#### [WHAT TO DO]
Write out the data exactly, every line included.
====== MATERIAL TO PROCESS
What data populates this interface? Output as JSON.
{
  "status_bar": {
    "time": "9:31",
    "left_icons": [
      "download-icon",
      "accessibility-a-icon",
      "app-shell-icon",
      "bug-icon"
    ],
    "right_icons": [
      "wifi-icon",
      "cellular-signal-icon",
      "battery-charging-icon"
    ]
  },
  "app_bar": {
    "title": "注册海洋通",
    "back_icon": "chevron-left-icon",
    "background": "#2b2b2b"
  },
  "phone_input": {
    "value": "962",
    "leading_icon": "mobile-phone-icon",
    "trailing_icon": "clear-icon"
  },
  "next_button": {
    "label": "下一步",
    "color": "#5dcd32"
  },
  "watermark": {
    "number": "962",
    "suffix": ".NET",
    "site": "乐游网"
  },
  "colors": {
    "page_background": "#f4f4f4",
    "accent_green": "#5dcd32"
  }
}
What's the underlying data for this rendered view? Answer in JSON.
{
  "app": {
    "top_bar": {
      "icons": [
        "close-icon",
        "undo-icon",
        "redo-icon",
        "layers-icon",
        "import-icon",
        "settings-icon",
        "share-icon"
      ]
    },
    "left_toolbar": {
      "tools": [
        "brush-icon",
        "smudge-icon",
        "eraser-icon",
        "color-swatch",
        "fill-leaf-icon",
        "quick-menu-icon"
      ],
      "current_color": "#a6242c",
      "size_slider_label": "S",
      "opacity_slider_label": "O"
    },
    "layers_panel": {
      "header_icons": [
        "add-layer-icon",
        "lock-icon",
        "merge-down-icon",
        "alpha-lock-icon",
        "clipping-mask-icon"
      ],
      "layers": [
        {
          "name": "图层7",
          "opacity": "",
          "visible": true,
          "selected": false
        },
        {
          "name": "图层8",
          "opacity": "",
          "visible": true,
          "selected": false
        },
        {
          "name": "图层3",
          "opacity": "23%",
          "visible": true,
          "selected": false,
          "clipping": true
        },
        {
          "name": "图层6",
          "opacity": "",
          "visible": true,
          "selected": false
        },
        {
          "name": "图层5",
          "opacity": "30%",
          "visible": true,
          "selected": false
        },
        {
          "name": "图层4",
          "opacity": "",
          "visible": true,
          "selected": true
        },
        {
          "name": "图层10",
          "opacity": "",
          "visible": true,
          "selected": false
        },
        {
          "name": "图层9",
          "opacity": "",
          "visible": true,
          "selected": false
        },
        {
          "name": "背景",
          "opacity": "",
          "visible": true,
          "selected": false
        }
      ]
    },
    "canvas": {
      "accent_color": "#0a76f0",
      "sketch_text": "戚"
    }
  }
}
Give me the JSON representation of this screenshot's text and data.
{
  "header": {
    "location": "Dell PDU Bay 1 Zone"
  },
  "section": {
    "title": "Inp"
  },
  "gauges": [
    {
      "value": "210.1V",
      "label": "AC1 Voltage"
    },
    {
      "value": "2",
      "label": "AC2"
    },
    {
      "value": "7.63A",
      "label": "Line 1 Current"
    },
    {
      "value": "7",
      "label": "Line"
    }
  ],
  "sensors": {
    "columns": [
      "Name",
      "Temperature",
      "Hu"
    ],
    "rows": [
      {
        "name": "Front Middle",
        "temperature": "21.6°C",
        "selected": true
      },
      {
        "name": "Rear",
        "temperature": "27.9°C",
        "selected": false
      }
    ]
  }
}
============
#### [REPLY]
What data populates this interface? Output as JSON.
{
  "status_bar": {
    "time": "9:31",
    "left_icons": [
      "download-icon",
      "accessibility-a-icon",
      "app-shell-icon",
      "bug-icon"
    ],
    "right_icons": [
      "wifi-icon",
      "cellular-signal-icon",
      "battery-charging-icon"
    ]
  },
  "app_bar": {
    "title": "注册海洋通",
    "back_icon": "chevron-left-icon",
    "background": "#2b2b2b"
  },
  "phone_input": {
    "value": "962",
    "leading_icon": "mobile-phone-icon",
    "trailing_icon": "clear-icon"
  },
  "next_button": {
    "label": "下一步",
    "color": "#5dcd32"
  },
  "watermark": {
    "number": "962",
    "suffix": ".NET",
    "site": "乐游网"
  },
  "colors": {
    "page_background": "#f4f4f4",
    "accent_green": "#5dcd32"
  }
}
What's the underlying data for this rendered view? Answer in JSON.
{
  "app": {
    "top_bar": {
      "icons": [
        "close-icon",
        "undo-icon",
        "redo-icon",
        "layers-icon",
        "import-icon",
        "settings-icon",
        "share-icon"
      ]
    },
    "left_toolbar": {
      "tools": [
        "brush-icon",
        "smudge-icon",
        "eraser-icon",
        "color-swatch",
        "fill-leaf-icon",
        "quick-menu-icon"
      ],
      "current_color": "#a6242c",
      "size_slider_label": "S",
      "opacity_slider_label": "O"
    },
    "layers_panel": {
      "header_icons": [
        "add-layer-icon",
        "lock-icon",
        "merge-down-icon",
        "alpha-lock-icon",
        "clipping-mask-icon"
      ],
      "layers": [
        {
          "name": "图层7",
          "opacity": "",
          "visible": true,
          "selected": false
        },
        {
          "name": "图层8",
          "opacity": "",
          "visible": true,
          "selected": false
        },
        {
          "name": "图层3",
          "opacity": "23%",
          "visible": true,
          "selected": false,
          "clipping": true
        },
        {
          "name": "图层6",
          "opacity": "",
          "visible": true,
          "selected": false
        },
        {
          "name": "图层5",
          "opacity": "30%",
          "visible": true,
          "selected": false
        },
        {
          "name": "图层4",
          "opacity": "",
          "visible": true,
          "selected": true
        },
        {
          "name": "图层10",
          "opacity": "",
          "visible": true,
          "selected": false
        },
        {
          "name": "图层9",
          "opacity": "",
          "visible": true,
          "selected": false
        },
        {
          "name": "背景",
          "opacity": "",
          "visible": true,
          "selected": false
        }
      ]
    },
    "canvas": {
      "accent_color": "#0a76f0",
      "sketch_text": "戚"
    }
  }
}
Give me the JSON representation of this screenshot's text and data.
{
  "header": {
    "location": "Dell PDU Bay 1 Zone"
  },
  "section": {
    "title": "Inp"
  },
  "gauges": [
    {
      "value": "210.1V",
      "label": "AC1 Voltage"
    },
    {
      "value": "2",
      "label": "AC2"
    },
    {
      "value": "7.63A",
      "label": "Line 1 Current"
    },
    {
      "value": "7",
      "label": "Line"
    }
  ],
  "sensors": {
    "columns": [
      "Name",
      "Temperature",
      "Hu"
    ],
    "rows": [
      {
        "name": "Front Middle",
        "temperature": "21.6°C",
        "selected": true
      },
      {
        "name": "Rear",
        "temperature": "27.9°C",
        "selected": false
      }
    ]
  }
}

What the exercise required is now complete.